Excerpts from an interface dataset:

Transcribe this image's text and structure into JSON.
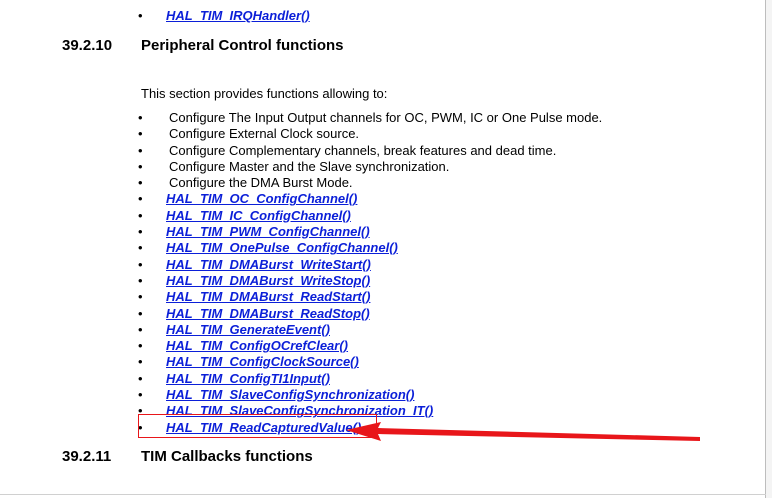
{
  "top_item": {
    "bullet": "•",
    "label": "HAL_TIM_IRQHandler()"
  },
  "section": {
    "number": "39.2.10",
    "title": "Peripheral Control functions",
    "intro": "This section provides functions allowing to:",
    "bullets": [
      "Configure The Input Output channels for OC, PWM, IC or One Pulse mode.",
      "Configure External Clock source.",
      "Configure Complementary channels, break features and dead time.",
      "Configure Master and the Slave synchronization.",
      "Configure the DMA Burst Mode."
    ],
    "functions": [
      "HAL_TIM_OC_ConfigChannel()",
      "HAL_TIM_IC_ConfigChannel()",
      "HAL_TIM_PWM_ConfigChannel()",
      "HAL_TIM_OnePulse_ConfigChannel()",
      "HAL_TIM_DMABurst_WriteStart()",
      "HAL_TIM_DMABurst_WriteStop()",
      "HAL_TIM_DMABurst_ReadStart()",
      "HAL_TIM_DMABurst_ReadStop()",
      "HAL_TIM_GenerateEvent()",
      "HAL_TIM_ConfigOCrefClear()",
      "HAL_TIM_ConfigClockSource()",
      "HAL_TIM_ConfigTI1Input()",
      "HAL_TIM_SlaveConfigSynchronization()",
      "HAL_TIM_SlaveConfigSynchronization_IT()",
      "HAL_TIM_ReadCapturedValue()"
    ],
    "bullet_char": "•"
  },
  "next_section": {
    "number": "39.2.11",
    "title": "TIM Callbacks functions"
  },
  "annotation": {
    "highlighted_item": "HAL_TIM_ReadCapturedValue()",
    "color": "#e8161a"
  },
  "colors": {
    "link": "#0b1fd8"
  }
}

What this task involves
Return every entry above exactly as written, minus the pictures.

Worked solution
Transcribe this image's text and structure into JSON.
{
  "top_item": {
    "bullet": "•",
    "label": "HAL_TIM_IRQHandler()"
  },
  "section": {
    "number": "39.2.10",
    "title": "Peripheral Control functions",
    "intro": "This section provides functions allowing to:",
    "bullets": [
      "Configure The Input Output channels for OC, PWM, IC or One Pulse mode.",
      "Configure External Clock source.",
      "Configure Complementary channels, break features and dead time.",
      "Configure Master and the Slave synchronization.",
      "Configure the DMA Burst Mode."
    ],
    "functions": [
      "HAL_TIM_OC_ConfigChannel()",
      "HAL_TIM_IC_ConfigChannel()",
      "HAL_TIM_PWM_ConfigChannel()",
      "HAL_TIM_OnePulse_ConfigChannel()",
      "HAL_TIM_DMABurst_WriteStart()",
      "HAL_TIM_DMABurst_WriteStop()",
      "HAL_TIM_DMABurst_ReadStart()",
      "HAL_TIM_DMABurst_ReadStop()",
      "HAL_TIM_GenerateEvent()",
      "HAL_TIM_ConfigOCrefClear()",
      "HAL_TIM_ConfigClockSource()",
      "HAL_TIM_ConfigTI1Input()",
      "HAL_TIM_SlaveConfigSynchronization()",
      "HAL_TIM_SlaveConfigSynchronization_IT()",
      "HAL_TIM_ReadCapturedValue()"
    ],
    "bullet_char": "•"
  },
  "next_section": {
    "number": "39.2.11",
    "title": "TIM Callbacks functions"
  },
  "annotation": {
    "highlighted_item": "HAL_TIM_ReadCapturedValue()",
    "color": "#e8161a"
  },
  "colors": {
    "link": "#0b1fd8"
  }
}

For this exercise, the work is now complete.